Wrongful conviction is much more common than most people realize. These cases include both instances when the convicted person suffered rights violations during the trial and cases when the court finds an innocent person guilty. One estimate from researchers at the University of Pennsylvania approximates wrongful convictions at 6% of the current prison population.
Review the statistics about wrongful convictions and steps to take if this issue affects you or a family member.
Understanding the numbers
According to the National Register of Exonerations, 143 people received exonerations in the U.S. in 2019 after collectively losing more than 1,900 of their lives to prison.

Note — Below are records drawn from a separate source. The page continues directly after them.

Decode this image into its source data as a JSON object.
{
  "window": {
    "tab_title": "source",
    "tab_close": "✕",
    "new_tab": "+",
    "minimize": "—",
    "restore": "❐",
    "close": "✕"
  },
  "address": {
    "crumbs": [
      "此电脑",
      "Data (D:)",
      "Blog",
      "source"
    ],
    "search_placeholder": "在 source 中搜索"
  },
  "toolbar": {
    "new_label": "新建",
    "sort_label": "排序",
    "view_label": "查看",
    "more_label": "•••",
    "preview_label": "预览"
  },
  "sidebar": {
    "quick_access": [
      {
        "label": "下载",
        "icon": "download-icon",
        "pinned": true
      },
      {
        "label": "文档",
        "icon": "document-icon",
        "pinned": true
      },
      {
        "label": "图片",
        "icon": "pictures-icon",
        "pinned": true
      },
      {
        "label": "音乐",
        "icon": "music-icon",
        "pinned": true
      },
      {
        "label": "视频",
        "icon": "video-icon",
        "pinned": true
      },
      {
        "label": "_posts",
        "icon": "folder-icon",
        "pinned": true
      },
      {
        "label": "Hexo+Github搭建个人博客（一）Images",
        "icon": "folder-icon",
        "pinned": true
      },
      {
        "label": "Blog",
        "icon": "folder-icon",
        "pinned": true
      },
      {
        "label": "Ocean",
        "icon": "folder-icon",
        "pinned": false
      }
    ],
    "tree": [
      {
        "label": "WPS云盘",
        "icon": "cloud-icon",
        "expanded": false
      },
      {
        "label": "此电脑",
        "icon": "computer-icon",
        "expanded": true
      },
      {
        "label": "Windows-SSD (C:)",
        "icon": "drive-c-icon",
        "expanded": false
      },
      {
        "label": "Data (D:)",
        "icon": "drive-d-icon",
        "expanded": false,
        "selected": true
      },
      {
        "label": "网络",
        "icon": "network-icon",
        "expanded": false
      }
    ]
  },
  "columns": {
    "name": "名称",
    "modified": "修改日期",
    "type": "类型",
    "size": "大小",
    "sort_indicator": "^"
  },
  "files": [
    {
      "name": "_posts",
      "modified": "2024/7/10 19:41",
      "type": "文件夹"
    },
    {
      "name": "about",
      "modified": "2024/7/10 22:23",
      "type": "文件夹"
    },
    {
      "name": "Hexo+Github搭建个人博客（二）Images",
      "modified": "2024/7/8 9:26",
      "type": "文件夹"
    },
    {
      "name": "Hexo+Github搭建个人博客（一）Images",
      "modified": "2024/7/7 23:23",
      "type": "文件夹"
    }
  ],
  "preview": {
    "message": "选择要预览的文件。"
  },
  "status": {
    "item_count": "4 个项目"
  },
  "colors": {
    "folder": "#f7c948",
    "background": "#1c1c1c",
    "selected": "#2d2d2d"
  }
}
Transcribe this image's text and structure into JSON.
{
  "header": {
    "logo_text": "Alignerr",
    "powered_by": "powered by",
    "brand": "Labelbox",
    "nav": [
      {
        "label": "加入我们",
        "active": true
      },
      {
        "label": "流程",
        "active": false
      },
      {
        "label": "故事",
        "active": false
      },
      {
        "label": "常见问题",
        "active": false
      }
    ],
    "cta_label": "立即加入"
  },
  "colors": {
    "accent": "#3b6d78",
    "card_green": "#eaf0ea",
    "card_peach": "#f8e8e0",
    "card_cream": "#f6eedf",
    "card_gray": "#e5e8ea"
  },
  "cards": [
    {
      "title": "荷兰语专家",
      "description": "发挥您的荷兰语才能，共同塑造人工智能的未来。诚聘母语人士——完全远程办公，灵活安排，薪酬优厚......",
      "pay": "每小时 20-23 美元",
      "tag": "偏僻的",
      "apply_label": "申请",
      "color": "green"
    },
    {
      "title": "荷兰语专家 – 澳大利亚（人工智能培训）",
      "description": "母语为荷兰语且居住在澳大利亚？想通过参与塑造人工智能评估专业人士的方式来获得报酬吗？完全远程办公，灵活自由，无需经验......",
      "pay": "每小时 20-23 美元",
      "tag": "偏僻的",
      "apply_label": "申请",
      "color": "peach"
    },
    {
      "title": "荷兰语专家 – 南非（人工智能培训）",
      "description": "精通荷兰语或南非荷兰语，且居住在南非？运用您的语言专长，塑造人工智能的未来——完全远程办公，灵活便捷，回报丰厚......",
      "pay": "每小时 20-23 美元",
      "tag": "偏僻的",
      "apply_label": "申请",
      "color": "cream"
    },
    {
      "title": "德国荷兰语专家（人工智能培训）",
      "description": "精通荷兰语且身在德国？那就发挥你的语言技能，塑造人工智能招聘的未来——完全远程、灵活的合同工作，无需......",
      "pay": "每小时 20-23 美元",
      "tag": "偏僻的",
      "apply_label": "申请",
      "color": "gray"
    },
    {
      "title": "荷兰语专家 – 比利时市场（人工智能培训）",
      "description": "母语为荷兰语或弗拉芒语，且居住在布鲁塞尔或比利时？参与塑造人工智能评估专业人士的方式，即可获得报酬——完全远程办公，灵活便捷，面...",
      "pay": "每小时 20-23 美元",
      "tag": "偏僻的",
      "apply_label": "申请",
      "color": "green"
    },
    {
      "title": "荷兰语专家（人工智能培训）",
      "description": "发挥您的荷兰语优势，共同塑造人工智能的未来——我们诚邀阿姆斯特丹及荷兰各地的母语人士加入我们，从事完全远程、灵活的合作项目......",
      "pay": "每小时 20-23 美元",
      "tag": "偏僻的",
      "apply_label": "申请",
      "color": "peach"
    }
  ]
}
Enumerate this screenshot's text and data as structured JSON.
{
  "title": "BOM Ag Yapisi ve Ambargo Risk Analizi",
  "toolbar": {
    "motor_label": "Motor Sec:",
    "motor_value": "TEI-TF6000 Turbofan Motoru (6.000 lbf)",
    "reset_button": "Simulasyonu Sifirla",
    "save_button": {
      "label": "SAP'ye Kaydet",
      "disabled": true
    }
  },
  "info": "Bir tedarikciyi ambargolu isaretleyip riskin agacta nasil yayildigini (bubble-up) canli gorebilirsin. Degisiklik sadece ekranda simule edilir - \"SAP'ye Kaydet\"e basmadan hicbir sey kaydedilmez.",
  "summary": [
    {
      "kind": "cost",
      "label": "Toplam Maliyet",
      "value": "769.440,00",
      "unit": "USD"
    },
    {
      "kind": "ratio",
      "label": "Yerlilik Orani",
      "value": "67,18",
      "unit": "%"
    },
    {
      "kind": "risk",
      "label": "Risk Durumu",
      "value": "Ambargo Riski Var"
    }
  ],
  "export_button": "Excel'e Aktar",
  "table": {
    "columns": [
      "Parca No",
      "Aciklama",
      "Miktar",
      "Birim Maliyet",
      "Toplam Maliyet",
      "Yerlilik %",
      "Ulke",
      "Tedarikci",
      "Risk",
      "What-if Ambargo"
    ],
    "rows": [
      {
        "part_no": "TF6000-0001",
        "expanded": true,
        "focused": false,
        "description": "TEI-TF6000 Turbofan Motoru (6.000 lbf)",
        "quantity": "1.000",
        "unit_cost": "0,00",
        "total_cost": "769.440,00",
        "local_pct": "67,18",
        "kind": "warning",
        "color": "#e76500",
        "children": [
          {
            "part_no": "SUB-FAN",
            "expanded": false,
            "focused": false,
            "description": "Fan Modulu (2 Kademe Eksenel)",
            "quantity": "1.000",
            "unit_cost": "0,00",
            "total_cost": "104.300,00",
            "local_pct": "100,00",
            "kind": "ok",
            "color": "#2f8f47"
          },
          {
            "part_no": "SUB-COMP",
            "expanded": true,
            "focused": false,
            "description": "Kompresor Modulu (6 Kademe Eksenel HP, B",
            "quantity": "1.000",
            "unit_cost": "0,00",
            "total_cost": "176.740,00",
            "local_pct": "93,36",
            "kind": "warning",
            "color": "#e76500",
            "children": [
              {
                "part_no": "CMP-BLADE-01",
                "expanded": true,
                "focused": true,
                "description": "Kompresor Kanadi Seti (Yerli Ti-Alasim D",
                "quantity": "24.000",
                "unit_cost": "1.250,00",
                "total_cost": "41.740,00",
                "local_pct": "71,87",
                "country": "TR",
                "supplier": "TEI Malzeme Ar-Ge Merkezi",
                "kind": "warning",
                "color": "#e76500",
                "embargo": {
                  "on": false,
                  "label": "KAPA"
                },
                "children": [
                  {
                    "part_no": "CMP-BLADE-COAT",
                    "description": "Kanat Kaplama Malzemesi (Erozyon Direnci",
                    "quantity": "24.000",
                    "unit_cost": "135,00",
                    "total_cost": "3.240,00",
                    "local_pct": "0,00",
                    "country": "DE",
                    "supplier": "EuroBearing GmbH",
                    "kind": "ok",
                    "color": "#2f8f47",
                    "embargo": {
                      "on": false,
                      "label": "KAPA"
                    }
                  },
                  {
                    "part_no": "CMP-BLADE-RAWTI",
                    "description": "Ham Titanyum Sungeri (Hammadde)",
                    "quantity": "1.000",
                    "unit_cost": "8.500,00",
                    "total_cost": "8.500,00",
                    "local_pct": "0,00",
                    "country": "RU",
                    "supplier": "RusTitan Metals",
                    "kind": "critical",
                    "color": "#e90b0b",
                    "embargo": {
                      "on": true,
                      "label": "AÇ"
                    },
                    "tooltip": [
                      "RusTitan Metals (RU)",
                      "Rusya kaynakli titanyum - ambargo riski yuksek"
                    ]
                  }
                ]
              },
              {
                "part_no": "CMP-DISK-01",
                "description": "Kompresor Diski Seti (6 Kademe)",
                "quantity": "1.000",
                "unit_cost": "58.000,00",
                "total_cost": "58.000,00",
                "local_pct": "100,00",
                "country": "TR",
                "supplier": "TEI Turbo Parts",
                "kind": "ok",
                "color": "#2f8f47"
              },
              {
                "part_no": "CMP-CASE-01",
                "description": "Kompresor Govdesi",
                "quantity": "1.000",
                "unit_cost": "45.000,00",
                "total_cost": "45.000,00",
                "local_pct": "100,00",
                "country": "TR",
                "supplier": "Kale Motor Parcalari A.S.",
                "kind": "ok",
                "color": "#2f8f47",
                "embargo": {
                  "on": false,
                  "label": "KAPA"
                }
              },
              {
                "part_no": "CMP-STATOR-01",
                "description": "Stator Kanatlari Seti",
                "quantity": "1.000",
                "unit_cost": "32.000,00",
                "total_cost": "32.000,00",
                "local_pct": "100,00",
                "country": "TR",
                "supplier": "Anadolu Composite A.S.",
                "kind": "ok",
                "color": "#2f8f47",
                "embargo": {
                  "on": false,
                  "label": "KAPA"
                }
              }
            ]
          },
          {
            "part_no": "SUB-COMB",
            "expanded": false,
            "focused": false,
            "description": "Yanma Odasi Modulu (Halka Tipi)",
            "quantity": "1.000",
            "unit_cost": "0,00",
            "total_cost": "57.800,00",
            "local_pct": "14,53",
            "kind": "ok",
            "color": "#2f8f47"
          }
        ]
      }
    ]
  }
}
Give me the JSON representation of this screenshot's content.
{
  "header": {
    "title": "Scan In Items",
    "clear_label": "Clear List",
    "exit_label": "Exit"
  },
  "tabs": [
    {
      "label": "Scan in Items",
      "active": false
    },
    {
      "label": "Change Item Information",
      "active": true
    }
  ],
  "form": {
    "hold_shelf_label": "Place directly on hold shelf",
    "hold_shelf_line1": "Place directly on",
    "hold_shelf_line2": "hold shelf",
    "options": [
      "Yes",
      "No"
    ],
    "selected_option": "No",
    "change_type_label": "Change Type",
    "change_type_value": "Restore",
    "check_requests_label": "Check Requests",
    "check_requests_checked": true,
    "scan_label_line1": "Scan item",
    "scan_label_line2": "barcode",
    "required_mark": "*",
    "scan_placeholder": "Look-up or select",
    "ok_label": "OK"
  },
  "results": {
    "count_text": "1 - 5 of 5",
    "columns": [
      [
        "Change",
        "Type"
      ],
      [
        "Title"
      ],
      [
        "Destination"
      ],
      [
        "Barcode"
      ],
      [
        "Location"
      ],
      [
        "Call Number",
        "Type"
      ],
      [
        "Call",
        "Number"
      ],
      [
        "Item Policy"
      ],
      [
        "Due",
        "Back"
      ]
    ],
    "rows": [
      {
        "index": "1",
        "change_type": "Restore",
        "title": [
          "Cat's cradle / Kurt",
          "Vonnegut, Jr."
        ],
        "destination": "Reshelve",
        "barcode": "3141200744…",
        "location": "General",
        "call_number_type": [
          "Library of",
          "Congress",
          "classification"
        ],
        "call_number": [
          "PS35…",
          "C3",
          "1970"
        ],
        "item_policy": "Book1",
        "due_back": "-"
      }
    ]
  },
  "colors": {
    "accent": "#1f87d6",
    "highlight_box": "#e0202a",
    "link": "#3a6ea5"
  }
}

Three individuals received exonerations here in Louisiana.
The agency also reports these reasons for exoneration, from most common to least common:
- False accusation or perjury
- Misconduct by law enforcement
- Mistaken identification by an eyewitness
- False confession
- Misleading or false forensic evidence
NRE data indicates that homicide was by far the most common type of wrongful conviction in 2019, followed by nonviolent offenses, sexual assault and other violent crimes.
Fighting back against a wrongful conviction
Although Louisiana has one of the highest incarceration rates in the U.S., it had one of the nation’s lowest exoneration rates in 2019. With the help of a civil rights attorney, you or your loved one can appeal a wrongful conviction.
After exhausting the appeals process, you may be eligible for federal or state post-conviction relief depending on the circumstances of your case. If a new law would have affected your original sentence, you can file a motion to correct an illegal sentence for a review of the original sentence.